• **PROBLEM**: Every entry should be returned unchanged, with the pictures omitted.

• • • • • • •

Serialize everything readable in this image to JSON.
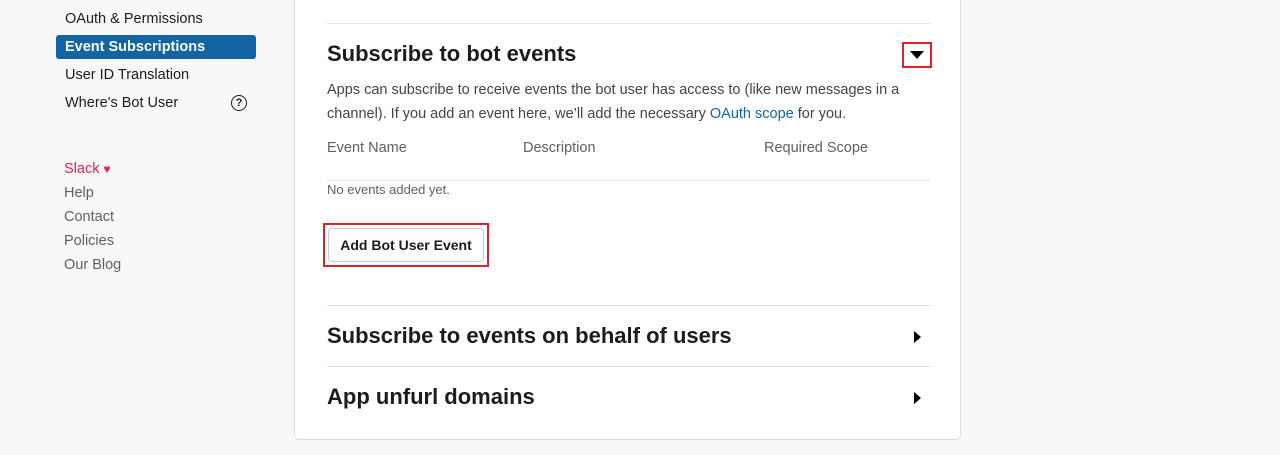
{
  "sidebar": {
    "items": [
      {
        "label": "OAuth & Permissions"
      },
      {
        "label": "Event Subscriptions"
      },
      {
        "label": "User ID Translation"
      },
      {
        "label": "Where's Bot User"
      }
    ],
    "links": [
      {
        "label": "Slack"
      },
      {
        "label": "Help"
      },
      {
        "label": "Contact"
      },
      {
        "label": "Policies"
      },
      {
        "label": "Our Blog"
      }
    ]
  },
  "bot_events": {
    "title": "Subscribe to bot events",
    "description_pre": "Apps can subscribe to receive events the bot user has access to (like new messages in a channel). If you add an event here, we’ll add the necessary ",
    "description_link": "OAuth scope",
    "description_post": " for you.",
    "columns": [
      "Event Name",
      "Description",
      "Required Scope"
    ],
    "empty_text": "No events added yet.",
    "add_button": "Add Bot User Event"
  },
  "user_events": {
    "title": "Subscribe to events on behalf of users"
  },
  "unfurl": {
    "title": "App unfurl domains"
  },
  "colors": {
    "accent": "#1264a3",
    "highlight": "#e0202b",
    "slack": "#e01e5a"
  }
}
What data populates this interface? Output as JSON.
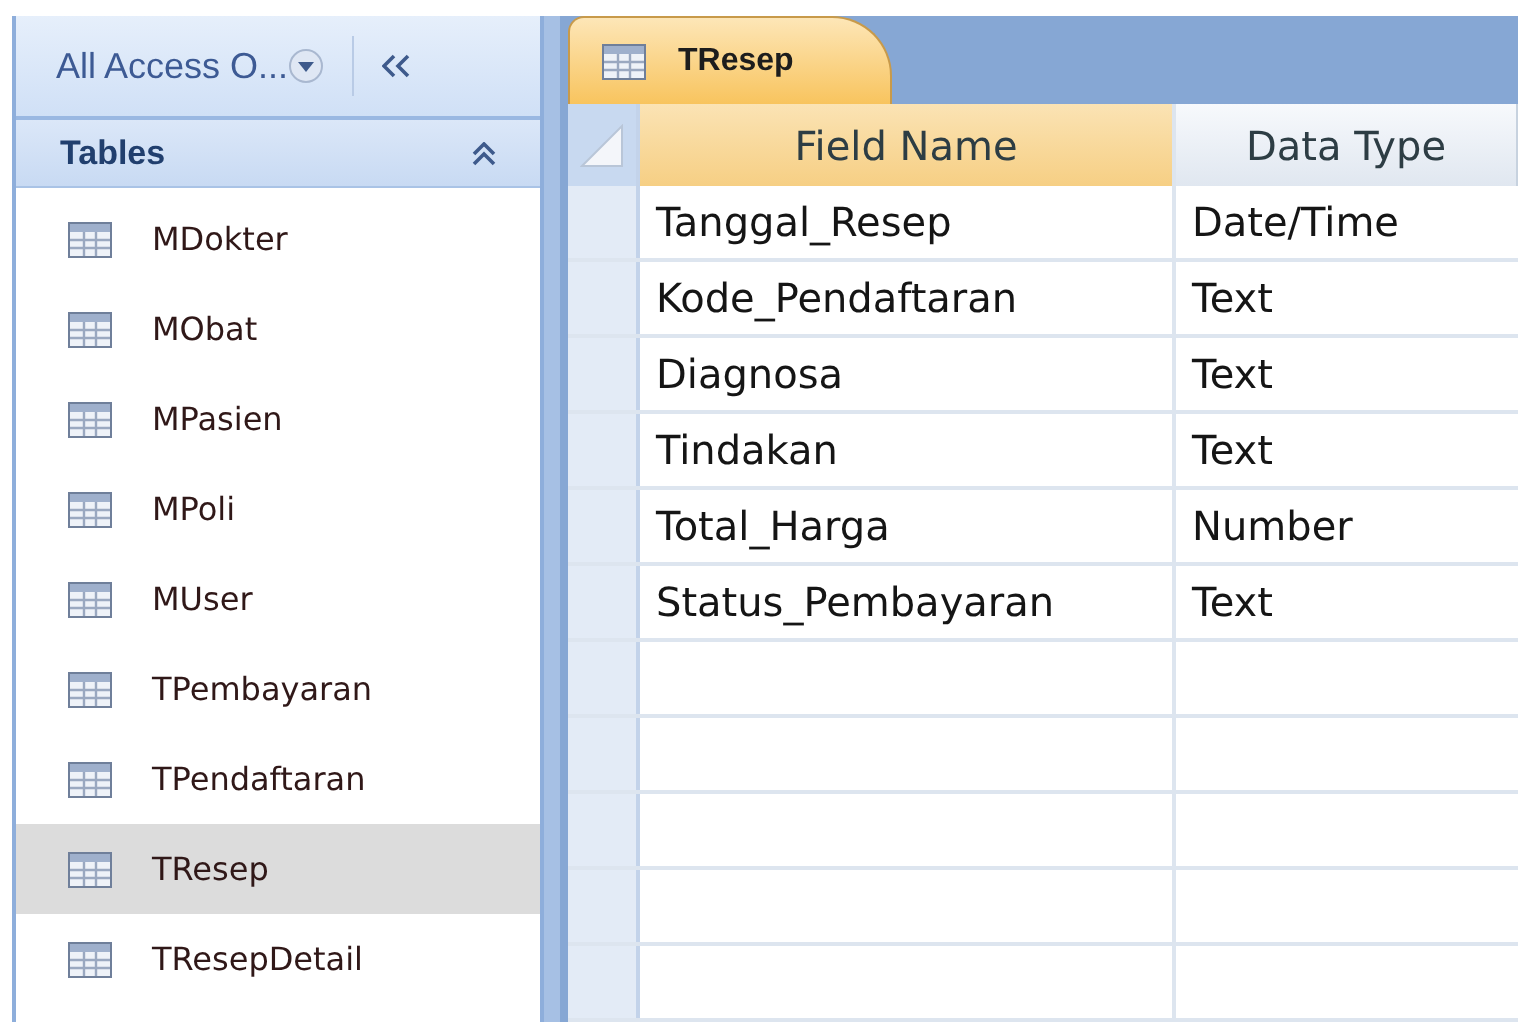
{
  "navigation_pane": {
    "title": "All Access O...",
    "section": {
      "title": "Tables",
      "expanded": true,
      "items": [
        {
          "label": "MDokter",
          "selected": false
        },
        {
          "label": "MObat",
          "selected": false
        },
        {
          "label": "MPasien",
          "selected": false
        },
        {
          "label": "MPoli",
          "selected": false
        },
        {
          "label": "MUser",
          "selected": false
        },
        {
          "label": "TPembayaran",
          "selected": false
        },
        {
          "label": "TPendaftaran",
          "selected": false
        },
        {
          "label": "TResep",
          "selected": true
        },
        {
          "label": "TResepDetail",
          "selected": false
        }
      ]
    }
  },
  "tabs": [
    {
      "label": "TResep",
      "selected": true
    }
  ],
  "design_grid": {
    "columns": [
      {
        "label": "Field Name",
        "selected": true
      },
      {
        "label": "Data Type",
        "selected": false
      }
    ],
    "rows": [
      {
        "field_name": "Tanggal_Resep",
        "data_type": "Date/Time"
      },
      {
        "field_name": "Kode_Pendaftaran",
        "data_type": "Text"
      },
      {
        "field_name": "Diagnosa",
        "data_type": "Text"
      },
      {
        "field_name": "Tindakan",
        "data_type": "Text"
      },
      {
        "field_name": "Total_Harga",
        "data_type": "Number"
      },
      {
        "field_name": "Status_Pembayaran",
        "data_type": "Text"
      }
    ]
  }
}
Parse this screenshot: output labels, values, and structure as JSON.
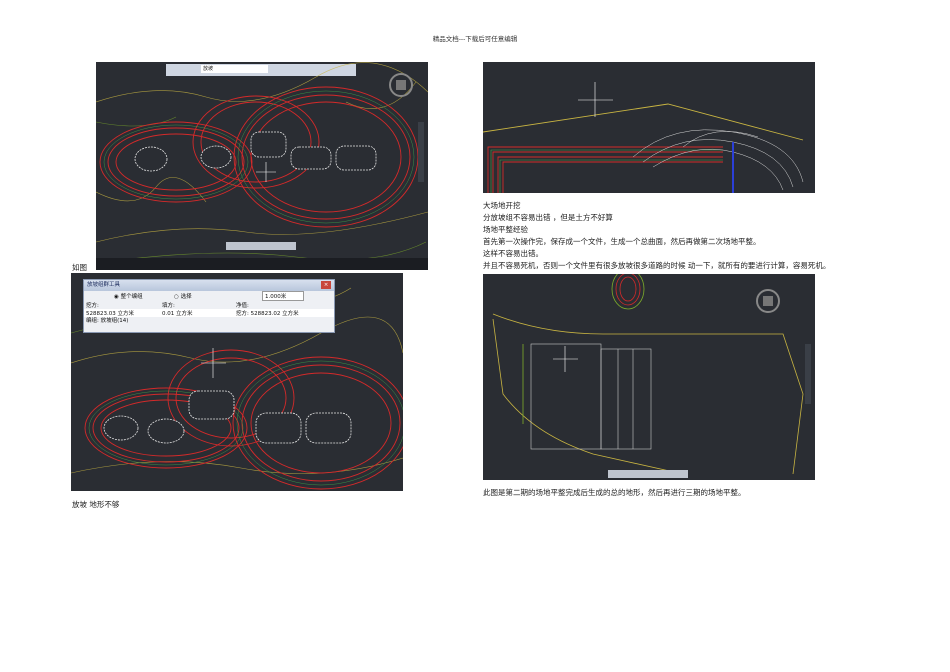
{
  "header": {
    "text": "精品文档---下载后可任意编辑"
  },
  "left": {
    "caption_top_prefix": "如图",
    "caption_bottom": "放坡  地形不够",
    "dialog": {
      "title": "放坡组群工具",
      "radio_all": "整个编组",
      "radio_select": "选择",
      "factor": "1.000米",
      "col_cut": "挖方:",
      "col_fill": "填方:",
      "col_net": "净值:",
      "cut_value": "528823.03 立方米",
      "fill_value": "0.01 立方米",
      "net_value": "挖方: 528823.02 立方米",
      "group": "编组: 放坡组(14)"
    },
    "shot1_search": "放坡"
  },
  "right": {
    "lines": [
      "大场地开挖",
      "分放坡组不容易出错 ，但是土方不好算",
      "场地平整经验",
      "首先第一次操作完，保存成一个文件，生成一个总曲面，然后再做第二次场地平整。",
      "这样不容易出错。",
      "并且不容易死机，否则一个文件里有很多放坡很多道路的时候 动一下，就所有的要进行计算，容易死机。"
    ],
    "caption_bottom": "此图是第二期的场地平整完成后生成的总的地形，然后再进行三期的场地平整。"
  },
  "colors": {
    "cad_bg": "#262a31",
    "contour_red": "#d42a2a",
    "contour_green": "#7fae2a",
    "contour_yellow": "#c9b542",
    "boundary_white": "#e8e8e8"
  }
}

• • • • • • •

• **OUTPUT**:
Serialize everything readable in this image to JSON.
{
  "sidebar": {
    "items": [
      {
        "label": "OAuth & Permissions"
      },
      {
        "label": "Event Subscriptions"
      },
      {
        "label": "User ID Translation"
      },
      {
        "label": "Where's Bot User"
      }
    ],
    "links": [
      {
        "label": "Slack"
      },
      {
        "label": "Help"
      },
      {
        "label": "Contact"
      },
      {
        "label": "Policies"
      },
      {
        "label": "Our Blog"
      }
    ]
  },
  "bot_events": {
    "title": "Subscribe to bot events",
    "description_pre": "Apps can subscribe to receive events the bot user has access to (like new messages in a channel). If you add an event here, we’ll add the necessary ",
    "description_link": "OAuth scope",
    "description_post": " for you.",
    "columns": [
      "Event Name",
      "Description",
      "Required Scope"
    ],
    "empty_text": "No events added yet.",
    "add_button": "Add Bot User Event"
  },
  "user_events": {
    "title": "Subscribe to events on behalf of users"
  },
  "unfurl": {
    "title": "App unfurl domains"
  },
  "colors": {
    "accent": "#1264a3",
    "highlight": "#e0202b",
    "slack": "#e01e5a"
  }
}
What data populates this interface? Output as JSON.
{
  "navigation_pane": {
    "title": "All Access O...",
    "section": {
      "title": "Tables",
      "expanded": true,
      "items": [
        {
          "label": "MDokter",
          "selected": false
        },
        {
          "label": "MObat",
          "selected": false
        },
        {
          "label": "MPasien",
          "selected": false
        },
        {
          "label": "MPoli",
          "selected": false
        },
        {
          "label": "MUser",
          "selected": false
        },
        {
          "label": "TPembayaran",
          "selected": false
        },
        {
          "label": "TPendaftaran",
          "selected": false
        },
        {
          "label": "TResep",
          "selected": true
        },
        {
          "label": "TResepDetail",
          "selected": false
        }
      ]
    }
  },
  "tabs": [
    {
      "label": "TResep",
      "selected": true
    }
  ],
  "design_grid": {
    "columns": [
      {
        "label": "Field Name",
        "selected": true
      },
      {
        "label": "Data Type",
        "selected": false
      }
    ],
    "rows": [
      {
        "field_name": "Tanggal_Resep",
        "data_type": "Date/Time"
      },
      {
        "field_name": "Kode_Pendaftaran",
        "data_type": "Text"
      },
      {
        "field_name": "Diagnosa",
        "data_type": "Text"
      },
      {
        "field_name": "Tindakan",
        "data_type": "Text"
      },
      {
        "field_name": "Total_Harga",
        "data_type": "Number"
      },
      {
        "field_name": "Status_Pembayaran",
        "data_type": "Text"
      }
    ]
  }
}
Parse this screenshot: output labels, values, and structure as JSON.
{
  "header": {
    "text": "精品文档---下载后可任意编辑"
  },
  "left": {
    "caption_top_prefix": "如图",
    "caption_bottom": "放坡  地形不够",
    "dialog": {
      "title": "放坡组群工具",
      "radio_all": "整个编组",
      "radio_select": "选择",
      "factor": "1.000米",
      "col_cut": "挖方:",
      "col_fill": "填方:",
      "col_net": "净值:",
      "cut_value": "528823.03 立方米",
      "fill_value": "0.01 立方米",
      "net_value": "挖方: 528823.02 立方米",
      "group": "编组: 放坡组(14)"
    },
    "shot1_search": "放坡"
  },
  "right": {
    "lines": [
      "大场地开挖",
      "分放坡组不容易出错 ，但是土方不好算",
      "场地平整经验",
      "首先第一次操作完，保存成一个文件，生成一个总曲面，然后再做第二次场地平整。",
      "这样不容易出错。",
      "并且不容易死机，否则一个文件里有很多放坡很多道路的时候 动一下，就所有的要进行计算，容易死机。"
    ],
    "caption_bottom": "此图是第二期的场地平整完成后生成的总的地形，然后再进行三期的场地平整。"
  },
  "colors": {
    "cad_bg": "#262a31",
    "contour_red": "#d42a2a",
    "contour_green": "#7fae2a",
    "contour_yellow": "#c9b542",
    "boundary_white": "#e8e8e8"
  }
}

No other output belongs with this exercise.